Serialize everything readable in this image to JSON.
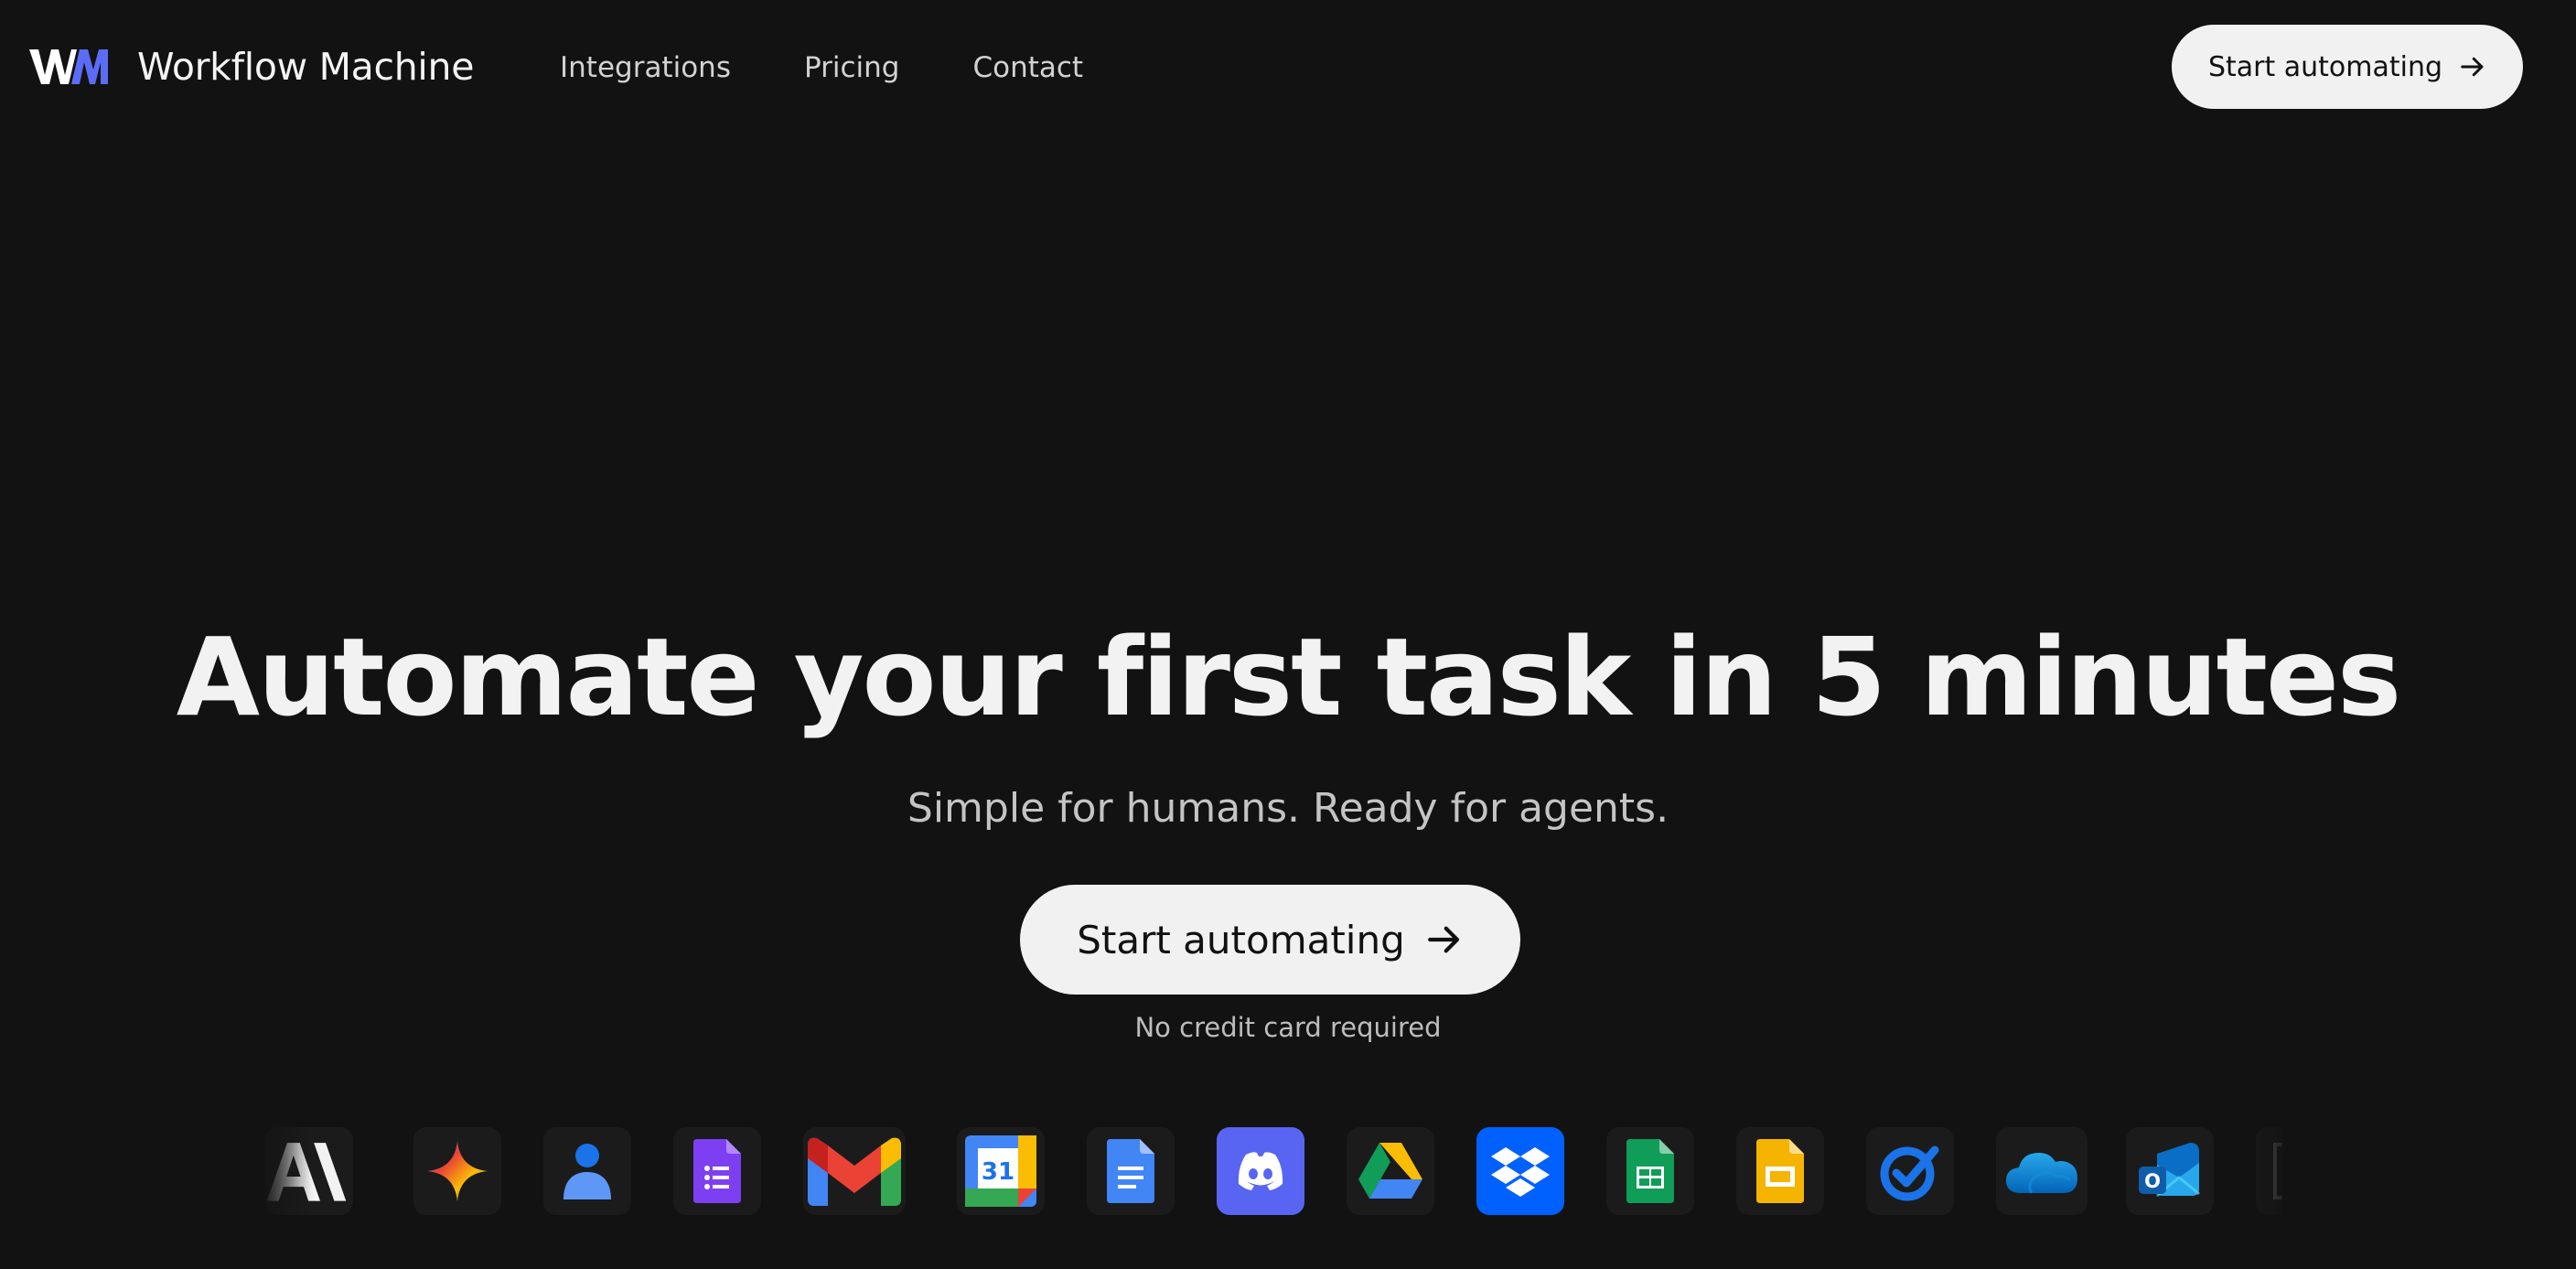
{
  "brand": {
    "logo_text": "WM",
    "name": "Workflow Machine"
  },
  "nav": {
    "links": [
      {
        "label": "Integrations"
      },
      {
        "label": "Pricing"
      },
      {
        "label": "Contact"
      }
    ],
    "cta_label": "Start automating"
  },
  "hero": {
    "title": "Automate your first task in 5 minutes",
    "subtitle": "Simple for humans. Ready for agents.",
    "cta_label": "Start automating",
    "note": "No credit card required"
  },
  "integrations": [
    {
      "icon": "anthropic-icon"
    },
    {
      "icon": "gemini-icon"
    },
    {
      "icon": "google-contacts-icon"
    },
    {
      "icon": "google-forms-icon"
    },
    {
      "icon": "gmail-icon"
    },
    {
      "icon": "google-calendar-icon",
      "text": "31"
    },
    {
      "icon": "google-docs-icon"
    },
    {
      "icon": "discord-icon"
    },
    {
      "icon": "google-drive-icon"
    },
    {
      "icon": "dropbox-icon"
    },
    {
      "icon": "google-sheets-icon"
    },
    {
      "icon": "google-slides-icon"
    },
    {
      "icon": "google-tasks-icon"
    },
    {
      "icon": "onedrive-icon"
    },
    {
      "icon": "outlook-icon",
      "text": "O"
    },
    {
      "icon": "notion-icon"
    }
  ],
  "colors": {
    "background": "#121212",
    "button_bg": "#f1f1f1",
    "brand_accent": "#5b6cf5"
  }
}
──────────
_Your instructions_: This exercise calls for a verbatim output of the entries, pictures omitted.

_Expected output_:
Serialize everything readable in this image to JSON.
{
  "brand": {
    "logo_text": "WM",
    "name": "Workflow Machine"
  },
  "nav": {
    "links": [
      {
        "label": "Integrations"
      },
      {
        "label": "Pricing"
      },
      {
        "label": "Contact"
      }
    ],
    "cta_label": "Start automating"
  },
  "hero": {
    "title": "Automate your first task in 5 minutes",
    "subtitle": "Simple for humans. Ready for agents.",
    "cta_label": "Start automating",
    "note": "No credit card required"
  },
  "integrations": [
    {
      "icon": "anthropic-icon"
    },
    {
      "icon": "gemini-icon"
    },
    {
      "icon": "google-contacts-icon"
    },
    {
      "icon": "google-forms-icon"
    },
    {
      "icon": "gmail-icon"
    },
    {
      "icon": "google-calendar-icon",
      "text": "31"
    },
    {
      "icon": "google-docs-icon"
    },
    {
      "icon": "discord-icon"
    },
    {
      "icon": "google-drive-icon"
    },
    {
      "icon": "dropbox-icon"
    },
    {
      "icon": "google-sheets-icon"
    },
    {
      "icon": "google-slides-icon"
    },
    {
      "icon": "google-tasks-icon"
    },
    {
      "icon": "onedrive-icon"
    },
    {
      "icon": "outlook-icon",
      "text": "O"
    },
    {
      "icon": "notion-icon"
    }
  ],
  "colors": {
    "background": "#121212",
    "button_bg": "#f1f1f1",
    "brand_accent": "#5b6cf5"
  }
}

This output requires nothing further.